(Beginning of DATA TO PROCESS)
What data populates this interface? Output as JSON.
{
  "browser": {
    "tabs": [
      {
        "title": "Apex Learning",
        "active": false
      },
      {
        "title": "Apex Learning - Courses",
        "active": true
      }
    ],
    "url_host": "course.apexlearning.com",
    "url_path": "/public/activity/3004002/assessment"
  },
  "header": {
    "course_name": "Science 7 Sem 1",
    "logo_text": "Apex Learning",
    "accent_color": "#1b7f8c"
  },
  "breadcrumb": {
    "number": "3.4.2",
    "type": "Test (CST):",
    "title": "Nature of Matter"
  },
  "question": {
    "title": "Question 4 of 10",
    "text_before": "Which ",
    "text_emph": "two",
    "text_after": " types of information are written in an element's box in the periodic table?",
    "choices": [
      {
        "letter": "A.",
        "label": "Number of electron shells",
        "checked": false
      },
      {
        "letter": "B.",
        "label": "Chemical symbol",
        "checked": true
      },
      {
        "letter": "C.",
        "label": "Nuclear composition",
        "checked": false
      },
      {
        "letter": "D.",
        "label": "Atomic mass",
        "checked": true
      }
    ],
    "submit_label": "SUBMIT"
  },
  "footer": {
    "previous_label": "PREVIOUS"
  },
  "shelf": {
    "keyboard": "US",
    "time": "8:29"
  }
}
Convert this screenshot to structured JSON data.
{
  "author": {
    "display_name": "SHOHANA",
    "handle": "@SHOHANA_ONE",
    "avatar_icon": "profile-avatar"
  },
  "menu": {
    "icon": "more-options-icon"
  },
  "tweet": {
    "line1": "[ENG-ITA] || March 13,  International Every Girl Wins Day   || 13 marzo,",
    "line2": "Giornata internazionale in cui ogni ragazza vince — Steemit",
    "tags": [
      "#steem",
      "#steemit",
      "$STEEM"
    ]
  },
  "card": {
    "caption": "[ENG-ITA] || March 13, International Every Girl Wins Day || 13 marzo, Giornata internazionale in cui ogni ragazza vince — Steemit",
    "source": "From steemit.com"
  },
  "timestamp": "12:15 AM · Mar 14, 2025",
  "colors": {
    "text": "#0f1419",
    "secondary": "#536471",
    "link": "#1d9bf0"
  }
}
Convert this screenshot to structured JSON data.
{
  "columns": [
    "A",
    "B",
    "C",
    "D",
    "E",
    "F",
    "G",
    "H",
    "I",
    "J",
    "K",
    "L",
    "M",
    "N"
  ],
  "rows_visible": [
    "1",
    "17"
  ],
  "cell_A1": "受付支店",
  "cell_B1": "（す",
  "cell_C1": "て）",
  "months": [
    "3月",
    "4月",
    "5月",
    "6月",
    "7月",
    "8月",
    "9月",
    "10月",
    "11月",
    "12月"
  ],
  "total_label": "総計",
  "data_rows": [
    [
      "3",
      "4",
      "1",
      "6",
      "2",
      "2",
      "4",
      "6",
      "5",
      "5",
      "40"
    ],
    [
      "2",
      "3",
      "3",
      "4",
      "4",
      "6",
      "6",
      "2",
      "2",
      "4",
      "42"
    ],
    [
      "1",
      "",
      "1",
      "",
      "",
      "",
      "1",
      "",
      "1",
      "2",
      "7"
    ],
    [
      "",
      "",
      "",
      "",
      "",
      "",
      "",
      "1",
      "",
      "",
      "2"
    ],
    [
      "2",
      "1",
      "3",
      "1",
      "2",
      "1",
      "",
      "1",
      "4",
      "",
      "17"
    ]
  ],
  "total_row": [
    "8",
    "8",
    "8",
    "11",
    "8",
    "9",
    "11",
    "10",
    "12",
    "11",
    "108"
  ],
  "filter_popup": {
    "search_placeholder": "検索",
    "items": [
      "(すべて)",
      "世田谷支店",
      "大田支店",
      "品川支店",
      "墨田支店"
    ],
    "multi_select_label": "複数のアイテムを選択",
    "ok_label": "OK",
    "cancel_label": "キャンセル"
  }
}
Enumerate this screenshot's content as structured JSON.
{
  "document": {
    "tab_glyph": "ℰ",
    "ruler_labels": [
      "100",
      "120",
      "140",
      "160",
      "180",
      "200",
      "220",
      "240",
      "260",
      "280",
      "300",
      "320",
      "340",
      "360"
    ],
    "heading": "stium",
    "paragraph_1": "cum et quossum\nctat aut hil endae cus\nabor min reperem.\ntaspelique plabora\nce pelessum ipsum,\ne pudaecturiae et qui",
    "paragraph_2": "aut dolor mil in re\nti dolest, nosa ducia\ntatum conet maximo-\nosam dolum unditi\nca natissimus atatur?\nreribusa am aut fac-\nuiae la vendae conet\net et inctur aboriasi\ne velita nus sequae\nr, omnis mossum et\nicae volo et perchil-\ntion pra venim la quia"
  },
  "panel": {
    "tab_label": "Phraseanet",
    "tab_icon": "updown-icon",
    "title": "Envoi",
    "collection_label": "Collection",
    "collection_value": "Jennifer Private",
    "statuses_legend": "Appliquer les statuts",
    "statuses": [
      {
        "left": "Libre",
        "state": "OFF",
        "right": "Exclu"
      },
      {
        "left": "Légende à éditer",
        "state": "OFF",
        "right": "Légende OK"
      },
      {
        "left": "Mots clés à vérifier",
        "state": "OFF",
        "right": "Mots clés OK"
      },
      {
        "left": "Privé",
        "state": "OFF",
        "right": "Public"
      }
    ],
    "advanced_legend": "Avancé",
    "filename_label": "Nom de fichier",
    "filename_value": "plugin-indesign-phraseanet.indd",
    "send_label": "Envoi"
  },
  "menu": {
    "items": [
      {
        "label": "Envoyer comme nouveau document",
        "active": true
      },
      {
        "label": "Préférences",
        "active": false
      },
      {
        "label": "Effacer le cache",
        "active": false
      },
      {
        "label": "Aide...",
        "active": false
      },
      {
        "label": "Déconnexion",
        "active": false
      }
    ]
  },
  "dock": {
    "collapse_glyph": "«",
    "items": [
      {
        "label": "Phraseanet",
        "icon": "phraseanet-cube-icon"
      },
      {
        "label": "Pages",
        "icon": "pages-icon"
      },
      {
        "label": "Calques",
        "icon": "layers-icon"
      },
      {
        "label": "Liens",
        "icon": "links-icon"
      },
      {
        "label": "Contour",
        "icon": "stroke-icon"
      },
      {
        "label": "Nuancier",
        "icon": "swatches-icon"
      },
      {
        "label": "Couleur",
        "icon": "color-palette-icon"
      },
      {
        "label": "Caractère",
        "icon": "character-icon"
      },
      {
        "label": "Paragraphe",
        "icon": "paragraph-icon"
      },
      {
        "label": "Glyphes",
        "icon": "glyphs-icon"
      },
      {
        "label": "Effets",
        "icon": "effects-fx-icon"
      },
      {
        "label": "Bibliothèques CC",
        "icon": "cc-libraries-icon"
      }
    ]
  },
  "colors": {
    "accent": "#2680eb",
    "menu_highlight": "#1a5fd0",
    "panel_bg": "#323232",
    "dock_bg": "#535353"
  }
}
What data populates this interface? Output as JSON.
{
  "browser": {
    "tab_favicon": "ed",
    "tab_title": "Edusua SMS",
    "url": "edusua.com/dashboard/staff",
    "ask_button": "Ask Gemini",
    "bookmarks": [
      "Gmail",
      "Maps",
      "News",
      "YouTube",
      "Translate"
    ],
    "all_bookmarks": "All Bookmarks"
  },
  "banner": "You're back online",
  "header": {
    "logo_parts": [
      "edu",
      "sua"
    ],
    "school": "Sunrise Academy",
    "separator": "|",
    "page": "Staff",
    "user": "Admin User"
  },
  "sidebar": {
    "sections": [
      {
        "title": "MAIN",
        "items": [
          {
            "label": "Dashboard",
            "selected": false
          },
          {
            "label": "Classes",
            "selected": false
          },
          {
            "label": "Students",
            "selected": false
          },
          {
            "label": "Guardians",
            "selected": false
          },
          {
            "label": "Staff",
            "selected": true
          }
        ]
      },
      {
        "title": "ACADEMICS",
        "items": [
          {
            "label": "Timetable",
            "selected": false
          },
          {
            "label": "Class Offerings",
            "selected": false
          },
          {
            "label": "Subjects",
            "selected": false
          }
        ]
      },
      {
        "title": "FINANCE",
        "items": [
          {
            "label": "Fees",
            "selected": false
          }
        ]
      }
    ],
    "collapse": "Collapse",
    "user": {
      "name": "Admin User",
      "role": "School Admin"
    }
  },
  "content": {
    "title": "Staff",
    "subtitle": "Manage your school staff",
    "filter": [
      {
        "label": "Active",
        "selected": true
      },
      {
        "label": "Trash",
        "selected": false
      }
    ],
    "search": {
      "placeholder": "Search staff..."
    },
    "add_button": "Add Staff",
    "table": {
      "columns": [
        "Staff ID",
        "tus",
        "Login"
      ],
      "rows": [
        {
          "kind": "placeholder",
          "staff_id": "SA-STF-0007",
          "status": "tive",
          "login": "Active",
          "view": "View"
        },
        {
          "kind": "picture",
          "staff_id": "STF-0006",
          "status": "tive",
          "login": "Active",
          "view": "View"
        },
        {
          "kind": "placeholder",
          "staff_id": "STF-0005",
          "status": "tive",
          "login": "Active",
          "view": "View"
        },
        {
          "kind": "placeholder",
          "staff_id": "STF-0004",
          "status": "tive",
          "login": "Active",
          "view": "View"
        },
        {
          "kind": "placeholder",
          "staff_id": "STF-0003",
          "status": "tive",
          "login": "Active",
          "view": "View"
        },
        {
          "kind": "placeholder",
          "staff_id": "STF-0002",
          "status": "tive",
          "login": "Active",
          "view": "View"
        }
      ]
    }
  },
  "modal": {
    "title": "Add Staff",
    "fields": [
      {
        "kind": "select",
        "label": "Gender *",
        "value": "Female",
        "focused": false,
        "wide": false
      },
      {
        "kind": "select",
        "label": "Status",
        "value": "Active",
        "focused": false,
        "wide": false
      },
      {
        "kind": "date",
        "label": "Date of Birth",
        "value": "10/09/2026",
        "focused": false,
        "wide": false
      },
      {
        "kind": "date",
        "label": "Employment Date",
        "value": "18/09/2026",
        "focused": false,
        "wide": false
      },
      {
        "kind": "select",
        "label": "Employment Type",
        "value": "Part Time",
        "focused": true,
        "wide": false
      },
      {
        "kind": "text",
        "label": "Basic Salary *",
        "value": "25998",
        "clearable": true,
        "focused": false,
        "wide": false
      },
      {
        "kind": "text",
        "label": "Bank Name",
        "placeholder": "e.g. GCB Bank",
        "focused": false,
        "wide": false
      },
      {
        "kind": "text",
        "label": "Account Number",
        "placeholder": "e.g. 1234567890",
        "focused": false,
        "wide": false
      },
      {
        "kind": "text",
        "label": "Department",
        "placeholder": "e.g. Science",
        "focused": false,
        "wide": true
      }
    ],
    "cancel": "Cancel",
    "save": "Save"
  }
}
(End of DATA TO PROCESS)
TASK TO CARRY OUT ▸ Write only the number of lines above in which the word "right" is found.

TASK SOLUTION ▸ 4